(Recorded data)
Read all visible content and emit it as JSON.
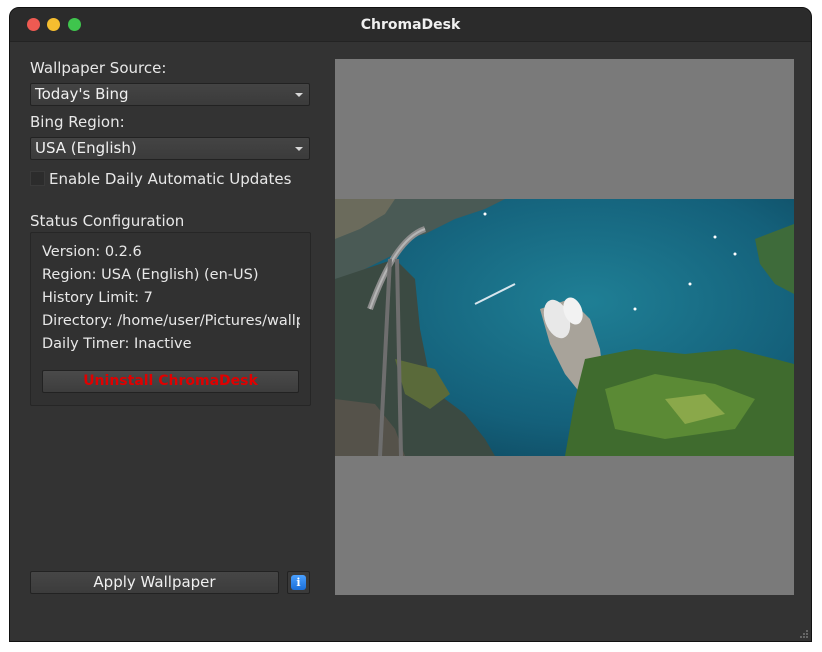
{
  "window": {
    "title": "ChromaDesk",
    "buttons": [
      "close",
      "minimize",
      "maximize"
    ]
  },
  "form": {
    "source_label": "Wallpaper Source:",
    "source_value": "Today's Bing",
    "region_label": "Bing Region:",
    "region_value": "USA (English)",
    "auto_update_label": "Enable Daily Automatic Updates",
    "auto_update_checked": false
  },
  "status": {
    "title": "Status Configuration",
    "version": "Version: 0.2.6",
    "region": "Region: USA (English) (en-US)",
    "history": "History Limit: 7",
    "directory": "Directory: /home/user/Pictures/wallpa",
    "timer": "Daily Timer: Inactive",
    "uninstall_label": "Uninstall ChromaDesk"
  },
  "actions": {
    "apply_label": "Apply Wallpaper",
    "info_icon": "i"
  },
  "preview": {
    "description_icon": "wallpaper-preview-image"
  },
  "colors": {
    "background": "#333333",
    "uninstall_text": "#e00000",
    "info_accent": "#2a86f0",
    "preview_bg": "#7a7a7a"
  }
}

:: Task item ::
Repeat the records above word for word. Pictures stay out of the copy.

:: Response ::
Read all visible content and emit it as JSON.
{
  "window": {
    "title": "ChromaDesk",
    "buttons": [
      "close",
      "minimize",
      "maximize"
    ]
  },
  "form": {
    "source_label": "Wallpaper Source:",
    "source_value": "Today's Bing",
    "region_label": "Bing Region:",
    "region_value": "USA (English)",
    "auto_update_label": "Enable Daily Automatic Updates",
    "auto_update_checked": false
  },
  "status": {
    "title": "Status Configuration",
    "version": "Version: 0.2.6",
    "region": "Region: USA (English) (en-US)",
    "history": "History Limit: 7",
    "directory": "Directory: /home/user/Pictures/wallpa",
    "timer": "Daily Timer: Inactive",
    "uninstall_label": "Uninstall ChromaDesk"
  },
  "actions": {
    "apply_label": "Apply Wallpaper",
    "info_icon": "i"
  },
  "preview": {
    "description_icon": "wallpaper-preview-image"
  },
  "colors": {
    "background": "#333333",
    "uninstall_text": "#e00000",
    "info_accent": "#2a86f0",
    "preview_bg": "#7a7a7a"
  }
}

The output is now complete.